**PROBLEM TO SOLVE:** Return every line from the listing where the word "placeholder" occurs.

————————

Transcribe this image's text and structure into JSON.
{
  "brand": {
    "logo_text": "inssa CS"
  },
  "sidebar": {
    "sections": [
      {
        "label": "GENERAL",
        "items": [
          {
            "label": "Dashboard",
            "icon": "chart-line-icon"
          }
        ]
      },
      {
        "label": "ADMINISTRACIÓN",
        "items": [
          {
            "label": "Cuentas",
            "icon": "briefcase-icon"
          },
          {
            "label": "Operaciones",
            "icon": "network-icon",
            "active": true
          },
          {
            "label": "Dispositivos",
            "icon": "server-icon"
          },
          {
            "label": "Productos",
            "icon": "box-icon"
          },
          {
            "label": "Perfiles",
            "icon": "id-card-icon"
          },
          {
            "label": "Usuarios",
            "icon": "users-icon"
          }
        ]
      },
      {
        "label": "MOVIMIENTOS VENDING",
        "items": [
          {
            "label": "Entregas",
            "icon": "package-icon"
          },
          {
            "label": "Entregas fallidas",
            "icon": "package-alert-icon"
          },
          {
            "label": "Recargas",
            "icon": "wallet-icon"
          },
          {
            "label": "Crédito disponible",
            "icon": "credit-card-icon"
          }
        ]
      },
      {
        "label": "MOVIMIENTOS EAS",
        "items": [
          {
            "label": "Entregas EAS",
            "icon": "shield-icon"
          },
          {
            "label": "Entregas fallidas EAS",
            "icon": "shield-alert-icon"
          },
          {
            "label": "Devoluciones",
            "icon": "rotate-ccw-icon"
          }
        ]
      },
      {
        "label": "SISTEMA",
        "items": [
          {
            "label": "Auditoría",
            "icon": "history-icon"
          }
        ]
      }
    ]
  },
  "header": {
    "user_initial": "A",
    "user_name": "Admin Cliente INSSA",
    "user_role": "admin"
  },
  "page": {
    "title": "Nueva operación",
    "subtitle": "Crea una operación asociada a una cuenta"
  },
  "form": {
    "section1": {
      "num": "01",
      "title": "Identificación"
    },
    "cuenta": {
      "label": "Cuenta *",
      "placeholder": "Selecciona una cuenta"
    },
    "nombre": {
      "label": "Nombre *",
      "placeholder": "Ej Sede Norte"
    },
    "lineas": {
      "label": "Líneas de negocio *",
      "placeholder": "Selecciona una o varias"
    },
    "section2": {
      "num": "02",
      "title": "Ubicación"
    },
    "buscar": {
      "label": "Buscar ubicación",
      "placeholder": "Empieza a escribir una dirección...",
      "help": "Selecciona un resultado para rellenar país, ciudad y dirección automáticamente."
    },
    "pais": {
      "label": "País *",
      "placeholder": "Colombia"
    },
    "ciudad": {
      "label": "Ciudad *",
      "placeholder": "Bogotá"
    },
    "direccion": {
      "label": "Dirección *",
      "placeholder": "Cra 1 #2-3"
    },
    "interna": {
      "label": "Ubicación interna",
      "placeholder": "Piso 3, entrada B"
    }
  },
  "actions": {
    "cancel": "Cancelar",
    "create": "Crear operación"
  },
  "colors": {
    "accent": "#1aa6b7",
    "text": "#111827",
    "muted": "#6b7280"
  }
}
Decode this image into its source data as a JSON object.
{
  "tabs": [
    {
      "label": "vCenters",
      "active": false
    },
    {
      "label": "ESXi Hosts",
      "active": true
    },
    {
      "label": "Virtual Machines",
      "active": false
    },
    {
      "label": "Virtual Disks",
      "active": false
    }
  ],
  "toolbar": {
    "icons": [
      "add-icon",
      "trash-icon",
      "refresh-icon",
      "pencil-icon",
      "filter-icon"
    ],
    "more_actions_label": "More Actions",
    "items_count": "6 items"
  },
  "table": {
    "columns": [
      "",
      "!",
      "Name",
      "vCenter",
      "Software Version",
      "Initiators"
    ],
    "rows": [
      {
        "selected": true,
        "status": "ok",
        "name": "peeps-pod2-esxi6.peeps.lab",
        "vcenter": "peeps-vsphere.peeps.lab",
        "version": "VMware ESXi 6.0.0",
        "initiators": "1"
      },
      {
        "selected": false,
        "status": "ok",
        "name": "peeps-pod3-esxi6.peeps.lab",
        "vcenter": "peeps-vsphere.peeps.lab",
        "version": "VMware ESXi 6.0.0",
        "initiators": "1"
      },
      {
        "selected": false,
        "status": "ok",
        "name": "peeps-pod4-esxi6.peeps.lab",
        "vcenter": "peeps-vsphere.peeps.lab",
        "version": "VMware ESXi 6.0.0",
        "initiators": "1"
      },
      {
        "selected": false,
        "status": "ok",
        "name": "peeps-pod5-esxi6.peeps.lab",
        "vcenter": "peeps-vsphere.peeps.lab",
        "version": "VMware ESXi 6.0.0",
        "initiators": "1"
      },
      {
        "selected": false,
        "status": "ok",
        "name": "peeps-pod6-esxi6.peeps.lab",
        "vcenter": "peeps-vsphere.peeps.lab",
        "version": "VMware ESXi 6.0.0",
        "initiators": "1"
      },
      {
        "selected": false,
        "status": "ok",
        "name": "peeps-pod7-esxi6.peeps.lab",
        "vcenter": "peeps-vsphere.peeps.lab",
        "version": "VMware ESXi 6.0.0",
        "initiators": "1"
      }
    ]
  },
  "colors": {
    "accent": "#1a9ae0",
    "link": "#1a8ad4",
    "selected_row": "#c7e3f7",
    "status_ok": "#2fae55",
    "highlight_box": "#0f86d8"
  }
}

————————

**TASK RESULT:**
      "placeholder": "Selecciona una cuenta"
      "placeholder": "Ej Sede Norte"
      "placeholder": "Selecciona una o varias"
      "placeholder": "Empieza a escribir una dirección...",
      "placeholder": "Colombia"
      "placeholder": "Bogotá"
      "placeholder": "Cra 1 #2-3"
      "placeholder": "Piso 3, entrada B"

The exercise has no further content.